Task objective: Text only, exactly as given: reproduce the entries below without their pictures.

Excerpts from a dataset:
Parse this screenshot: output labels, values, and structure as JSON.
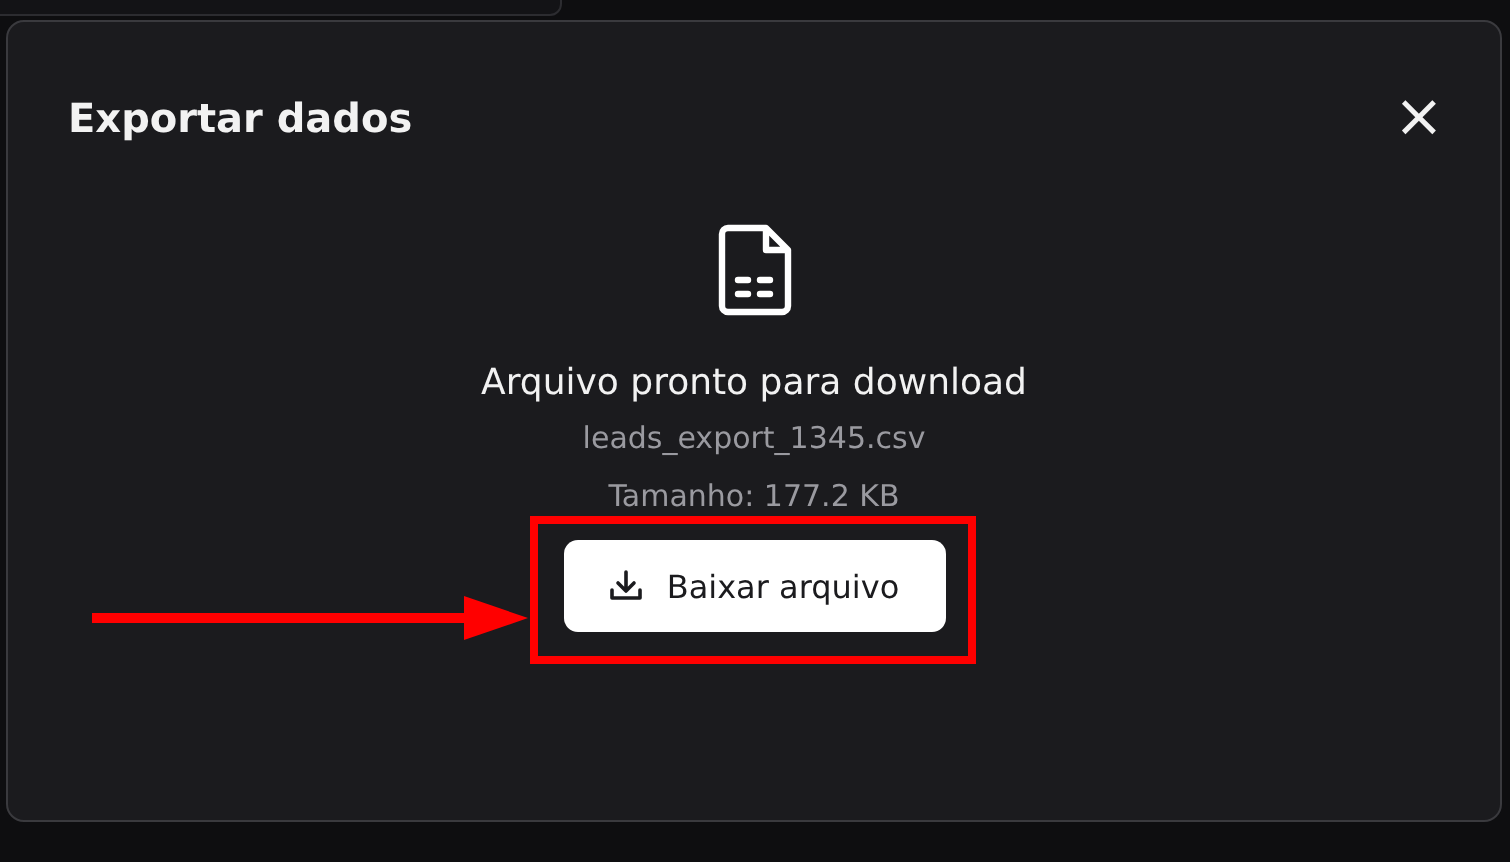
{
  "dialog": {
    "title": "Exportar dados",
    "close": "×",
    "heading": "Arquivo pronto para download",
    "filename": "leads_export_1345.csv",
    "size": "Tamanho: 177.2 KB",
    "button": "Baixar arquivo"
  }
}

Problem solution:
Parse this screenshot: output labels, values, and structure as JSON.
{
  "dialog": {
    "title": "Exportar dados",
    "close": "×",
    "heading": "Arquivo pronto para download",
    "filename": "leads_export_1345.csv",
    "size": "Tamanho: 177.2 KB",
    "button": "Baixar arquivo"
  }
}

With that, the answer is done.